When we confront ignorance, the sacrifice of confronting ignorance feels like dying because ignorance can be so huge. We know that Jesus is there and Jesus will carry us through.
When we deal with poverty and issues of integrity, we are willing to sacrifice because Jesus will carry us through.
John does not get it. He sees someone else casting out demons, he wants to protect his turf. He wants to protect his status as one of God’s emissaries to the world, his role as one who casts out demons. He is still concerned about who is the greatest.
And isn’t it true, that we are most unkind to each other when we fear that our status is in jeopardy? When we’re worried about how important we are, or, more accurately, how unimportant we might be? How unimportant we might become? That’s when we lash out , I think.
Jesus says when we help others in their work of casting out demons, it really matters. When we help the people at St. Matthew’s Area Ministries, like we brought food after Vacation Bible School, and commit money as part of our church budget, or some of us volunteer down there, it matters.
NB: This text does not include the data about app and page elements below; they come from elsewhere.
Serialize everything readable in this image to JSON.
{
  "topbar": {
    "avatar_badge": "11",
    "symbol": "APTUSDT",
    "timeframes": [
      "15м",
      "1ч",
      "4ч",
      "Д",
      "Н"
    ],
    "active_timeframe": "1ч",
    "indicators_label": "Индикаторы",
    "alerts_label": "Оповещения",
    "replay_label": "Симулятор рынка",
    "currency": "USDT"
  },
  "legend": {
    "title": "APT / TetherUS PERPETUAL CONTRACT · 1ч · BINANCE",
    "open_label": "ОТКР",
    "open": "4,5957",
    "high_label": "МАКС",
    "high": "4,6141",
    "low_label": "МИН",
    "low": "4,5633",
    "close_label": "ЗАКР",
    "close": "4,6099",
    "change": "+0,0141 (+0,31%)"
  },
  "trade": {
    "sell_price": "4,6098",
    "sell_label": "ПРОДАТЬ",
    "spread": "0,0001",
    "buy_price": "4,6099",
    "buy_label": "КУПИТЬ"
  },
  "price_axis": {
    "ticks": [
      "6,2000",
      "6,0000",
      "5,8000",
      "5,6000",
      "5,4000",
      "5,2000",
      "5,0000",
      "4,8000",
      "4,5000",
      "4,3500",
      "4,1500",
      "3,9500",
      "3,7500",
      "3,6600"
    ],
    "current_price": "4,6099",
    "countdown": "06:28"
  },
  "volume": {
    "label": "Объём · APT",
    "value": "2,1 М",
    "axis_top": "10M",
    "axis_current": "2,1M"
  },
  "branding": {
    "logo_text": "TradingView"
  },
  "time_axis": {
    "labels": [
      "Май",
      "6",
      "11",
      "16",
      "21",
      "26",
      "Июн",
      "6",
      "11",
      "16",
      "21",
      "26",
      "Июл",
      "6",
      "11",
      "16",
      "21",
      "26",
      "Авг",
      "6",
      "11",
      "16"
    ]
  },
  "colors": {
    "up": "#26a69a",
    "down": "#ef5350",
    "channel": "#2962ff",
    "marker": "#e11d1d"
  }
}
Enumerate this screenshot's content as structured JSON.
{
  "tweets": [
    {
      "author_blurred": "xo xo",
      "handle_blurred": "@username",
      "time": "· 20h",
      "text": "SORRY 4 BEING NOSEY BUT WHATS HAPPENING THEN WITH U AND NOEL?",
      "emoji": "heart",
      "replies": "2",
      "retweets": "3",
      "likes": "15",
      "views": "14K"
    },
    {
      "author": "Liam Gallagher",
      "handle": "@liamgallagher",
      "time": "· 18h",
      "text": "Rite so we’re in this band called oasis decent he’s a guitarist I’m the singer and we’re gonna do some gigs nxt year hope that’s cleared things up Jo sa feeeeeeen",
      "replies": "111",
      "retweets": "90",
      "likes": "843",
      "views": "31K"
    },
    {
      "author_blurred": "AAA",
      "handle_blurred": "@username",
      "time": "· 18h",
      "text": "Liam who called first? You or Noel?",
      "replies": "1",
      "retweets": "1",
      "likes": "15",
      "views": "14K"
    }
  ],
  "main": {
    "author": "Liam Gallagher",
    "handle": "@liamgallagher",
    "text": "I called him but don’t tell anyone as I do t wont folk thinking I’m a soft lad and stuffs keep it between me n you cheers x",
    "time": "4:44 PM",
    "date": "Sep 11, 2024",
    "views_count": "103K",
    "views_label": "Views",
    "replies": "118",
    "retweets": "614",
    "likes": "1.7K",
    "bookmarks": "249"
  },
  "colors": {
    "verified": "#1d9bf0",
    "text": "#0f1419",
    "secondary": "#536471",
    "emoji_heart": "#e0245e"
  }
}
When we give to the ELCA world hunger appeal, or to disaster response to the refugee crisis in Europe or the wildfires in the Northwest it matters. Last Spring our First Communion class put quarters in a little tin for disaster response to the earthquake in Nepal. Amounted to about six bucks. Got a letter from Lutheran disaster response, thank you for the six dollars.
Even a cup of cool water o one of these folks who are casting out demons, matters, says Jesus.
Jesus also tells us to not get in the way. Don’t block people from casting out demons. Don’t be a stumbling block.
That doesn’t mean that we can’t challenge. Challenging is okay. “Pastor Andy, I think there’s a better way for us to do that youth event.” “Okay, what’s your idea?” That’s fine. “Pastor Andy, I disagree with what you said the other day.” “Really, what are your reasons for disagreeing?” Challenge is fine.
“Pastor Andy, you’re not even a Christian.” See the difference.
“Joe, I need that report from the committee meeting, can you please get it to me by Tuesday.” That’s a challenge.
“Joe is never going to complete any report, he can’t.” That’s getting in the way.
Jesus says this is important. He uses a kind of speech called hyperbole, hyperbole, where you make a point by overstating your point, “If your hand causes yo to sin, cut it off, if you r eye causes you to sin, pluck it out.” I really doubt that Jesus is commanding us to cut ourselves into little bits. He is, however, saying that we are to regard the practice of honoring the presence of God in each other with the same intensity and alarm as we would regard the possibility of losing a hand, or an eye.
Don’t get in the way.
Jesus says “Have salt in yourselves, be salty. Be distinctive, bring flavor to theworld around you. Keep the world from going rotten. That’s what salt did in Jesus’ day. It kept food from going rotten. Keep the world from going rotten. Be salty, and be at peace with one another.
I would not mind challenging Pope Francis about contraception. I would ask him to move the Roman Catholic Church toward greater acceptance of contraception because it helps people care for the children they do have, and helps them break the cycle of poverty. I would be fine if Pope Frances might challenge me. “Pr. Andy, I wonder if you might do well to pray more. What are you doing to address poverty in your neighborhood and city?” These are issues very important in the Catholic church. Fine challenges.
I any case, I am so glad about some of the things Pope Francis and the Roman Catholic church are doing. Cause they’re casing out some demons.
I am also so glad about some of the things that you are doing. Because I believe that you are casting out demons too.